--- PROBLEM ---
In the copy, keep every line below as it is and leave out the pictures.

--- GIVEN RECORDS ---
---------------
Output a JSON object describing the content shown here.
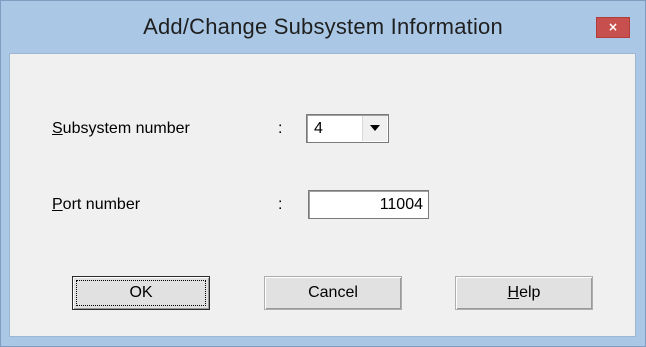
{
  "window": {
    "title": "Add/Change Subsystem Information",
    "close_glyph": "×"
  },
  "form": {
    "subsystem_label_accel": "S",
    "subsystem_label_rest": "ubsystem number",
    "subsystem_colon": ":",
    "subsystem_value": "4",
    "port_label_accel": "P",
    "port_label_rest": "ort number",
    "port_colon": ":",
    "port_value": "11004"
  },
  "buttons": {
    "ok_label": "OK",
    "cancel_label": "Cancel",
    "help_accel": "H",
    "help_rest": "elp"
  },
  "icons": {
    "close": "close-icon",
    "dropdown": "chevron-down-icon"
  },
  "colors": {
    "frame": "#aac8e6",
    "close_button": "#c7504f",
    "client": "#f0f0f0"
  }
}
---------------
--- RESULT FOR THIS EXERCISE ---
Output a JSON object describing the content shown here.
{
  "window": {
    "title": "Add/Change Subsystem Information",
    "close_glyph": "×"
  },
  "form": {
    "subsystem_label_accel": "S",
    "subsystem_label_rest": "ubsystem number",
    "subsystem_colon": ":",
    "subsystem_value": "4",
    "port_label_accel": "P",
    "port_label_rest": "ort number",
    "port_colon": ":",
    "port_value": "11004"
  },
  "buttons": {
    "ok_label": "OK",
    "cancel_label": "Cancel",
    "help_accel": "H",
    "help_rest": "elp"
  },
  "icons": {
    "close": "close-icon",
    "dropdown": "chevron-down-icon"
  },
  "colors": {
    "frame": "#aac8e6",
    "close_button": "#c7504f",
    "client": "#f0f0f0"
  }
}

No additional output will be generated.